Is this where Mitt says goodbye?
New Hampshire has just gone through one of the most remarkable political upheavals of its history, completely reshaping the landscape there.
The result, according to political observers in the state, is a power vacuum in the state’s Republican circles, right on the eve of the presidential nomination battle. Or, from the perspective of a Republican presidential wannabe, a slew of total unknowns whose opinion could make or break you…
New Hampshire Tea Partiers, in the afterglow of their 2010 success, are already looking for a conservative, populist candidate, says Andrew Hemingway, chair of the Republican Liberty Caucus, which endorsed more than 100 of the new Republican House members. “There’s already been a shift in attention toward the presidential contest” among those activists, Hemingway says.
The state’s establishment Republicans, on the other hand, will be looking for a more mainstream, electable candidate — one they hope will benefit from the large number of independents expected to vote in the Republican primary, with Obama’s re-nomination a foregone conclusion…
Of course, Pindell, Arlinghaus, and others acknowledge another possibility: that this cycle will reveal that none of New Hampshire’s Republican influencers matter at all. The truth could be that New Hampshire’s Republicans get their news and opinions from distant sources — primarily Fox News, talk radio, and national Web sites like NewsMax and RedState.

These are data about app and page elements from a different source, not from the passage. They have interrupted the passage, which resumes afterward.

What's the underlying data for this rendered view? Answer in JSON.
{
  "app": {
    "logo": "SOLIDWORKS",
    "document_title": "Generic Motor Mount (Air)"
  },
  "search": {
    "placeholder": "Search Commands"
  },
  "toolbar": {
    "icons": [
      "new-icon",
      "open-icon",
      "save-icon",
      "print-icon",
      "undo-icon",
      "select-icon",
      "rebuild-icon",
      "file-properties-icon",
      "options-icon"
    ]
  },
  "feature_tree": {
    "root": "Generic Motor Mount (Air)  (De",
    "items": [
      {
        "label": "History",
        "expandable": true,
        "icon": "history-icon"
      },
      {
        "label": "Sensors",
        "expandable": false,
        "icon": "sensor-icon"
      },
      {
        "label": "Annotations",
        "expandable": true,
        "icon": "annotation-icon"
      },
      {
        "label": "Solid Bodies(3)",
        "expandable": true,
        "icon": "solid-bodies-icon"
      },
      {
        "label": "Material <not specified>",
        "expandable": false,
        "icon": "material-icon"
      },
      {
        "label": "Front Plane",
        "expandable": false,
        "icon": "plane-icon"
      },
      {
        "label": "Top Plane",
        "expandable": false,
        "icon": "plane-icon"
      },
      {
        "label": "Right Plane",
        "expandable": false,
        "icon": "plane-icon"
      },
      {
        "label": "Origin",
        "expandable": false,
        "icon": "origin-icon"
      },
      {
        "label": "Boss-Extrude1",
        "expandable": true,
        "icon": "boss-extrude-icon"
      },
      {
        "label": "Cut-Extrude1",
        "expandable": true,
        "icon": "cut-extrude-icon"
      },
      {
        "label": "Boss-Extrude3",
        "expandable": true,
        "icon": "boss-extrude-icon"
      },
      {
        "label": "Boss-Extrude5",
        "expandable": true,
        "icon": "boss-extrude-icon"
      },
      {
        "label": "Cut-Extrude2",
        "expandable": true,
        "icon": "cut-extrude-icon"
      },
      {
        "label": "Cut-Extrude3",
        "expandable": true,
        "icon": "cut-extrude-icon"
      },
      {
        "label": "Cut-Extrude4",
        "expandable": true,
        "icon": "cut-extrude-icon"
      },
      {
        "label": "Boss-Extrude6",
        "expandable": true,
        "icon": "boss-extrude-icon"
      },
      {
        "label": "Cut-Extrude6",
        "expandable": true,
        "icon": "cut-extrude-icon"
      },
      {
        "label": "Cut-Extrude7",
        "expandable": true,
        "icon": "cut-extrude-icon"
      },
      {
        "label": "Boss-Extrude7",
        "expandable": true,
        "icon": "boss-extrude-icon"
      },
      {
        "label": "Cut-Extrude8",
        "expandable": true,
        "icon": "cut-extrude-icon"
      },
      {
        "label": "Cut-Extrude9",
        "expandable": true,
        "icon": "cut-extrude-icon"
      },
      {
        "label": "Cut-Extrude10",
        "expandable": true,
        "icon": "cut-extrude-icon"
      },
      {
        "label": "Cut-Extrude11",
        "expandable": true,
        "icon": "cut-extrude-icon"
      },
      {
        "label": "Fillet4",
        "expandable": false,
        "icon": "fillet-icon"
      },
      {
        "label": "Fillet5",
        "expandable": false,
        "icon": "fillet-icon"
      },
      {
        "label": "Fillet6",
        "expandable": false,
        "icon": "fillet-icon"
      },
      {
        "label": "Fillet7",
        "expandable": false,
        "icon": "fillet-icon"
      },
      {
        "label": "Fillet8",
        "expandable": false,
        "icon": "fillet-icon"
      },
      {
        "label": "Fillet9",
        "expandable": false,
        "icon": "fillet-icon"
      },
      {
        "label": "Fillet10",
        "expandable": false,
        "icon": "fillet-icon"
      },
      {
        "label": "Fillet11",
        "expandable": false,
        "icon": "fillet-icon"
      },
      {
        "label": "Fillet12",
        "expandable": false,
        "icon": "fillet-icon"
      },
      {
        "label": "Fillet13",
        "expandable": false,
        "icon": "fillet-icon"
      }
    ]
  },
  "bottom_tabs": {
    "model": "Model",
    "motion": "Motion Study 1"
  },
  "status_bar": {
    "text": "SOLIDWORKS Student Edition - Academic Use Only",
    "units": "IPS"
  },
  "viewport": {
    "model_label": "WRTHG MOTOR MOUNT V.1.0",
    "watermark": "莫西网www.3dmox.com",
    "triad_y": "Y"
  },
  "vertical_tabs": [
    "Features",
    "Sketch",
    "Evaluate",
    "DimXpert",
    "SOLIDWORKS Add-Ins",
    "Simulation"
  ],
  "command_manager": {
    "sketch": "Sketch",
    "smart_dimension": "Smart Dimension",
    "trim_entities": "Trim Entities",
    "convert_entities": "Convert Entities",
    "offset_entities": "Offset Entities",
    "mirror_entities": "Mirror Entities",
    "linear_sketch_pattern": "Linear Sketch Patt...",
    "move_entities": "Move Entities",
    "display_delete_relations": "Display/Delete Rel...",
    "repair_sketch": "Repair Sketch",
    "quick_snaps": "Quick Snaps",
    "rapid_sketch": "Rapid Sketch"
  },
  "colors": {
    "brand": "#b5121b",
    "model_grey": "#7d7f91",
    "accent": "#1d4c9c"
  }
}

In other words, it’s Delaware all over again. Romney, shrewdly, is already trying to woo at least one of the state’s new tea party powerbrokers ahead of 2012. Dave Weigel noted today that he dropped a $5,000 contribution on grassroots fave Ovide Lamontagne three weeks after Lamontagne lost the Senate primary to Kelly Ayotte. Lamontagne was backed by DeMint; Ayotte, of course, was supported by Palin. (Lamontagne himself backed Romney for president in 2007, so there was an element of backscratching to that contribution too.) Obviously, Mitt’s trying to prevent an “establishment vs. grassroots” Castle/O’Donnell dynamic from developing in the state; if that happens and this becomes a test of enthusiasm between centrists and “true conservative” backers of the Iowa winner, he’s in big trouble. In fact, he’s in big trouble regardless since other centrist types like Daniels and Pawlenty will be looking at New Hampshire as do or die for them and will campaign hard there, potentially drawing off key votes from Romney. With the centrists split, a strong “true conservative” candidate like Palin or Pence would stand a fair chance of pulling the upset with the base unified behind them. Exit question: After all the time we’ve spent gaming out the primaries and all the time we’re yet to spend gaming them out even more obsessively, is this race actually going to be over early?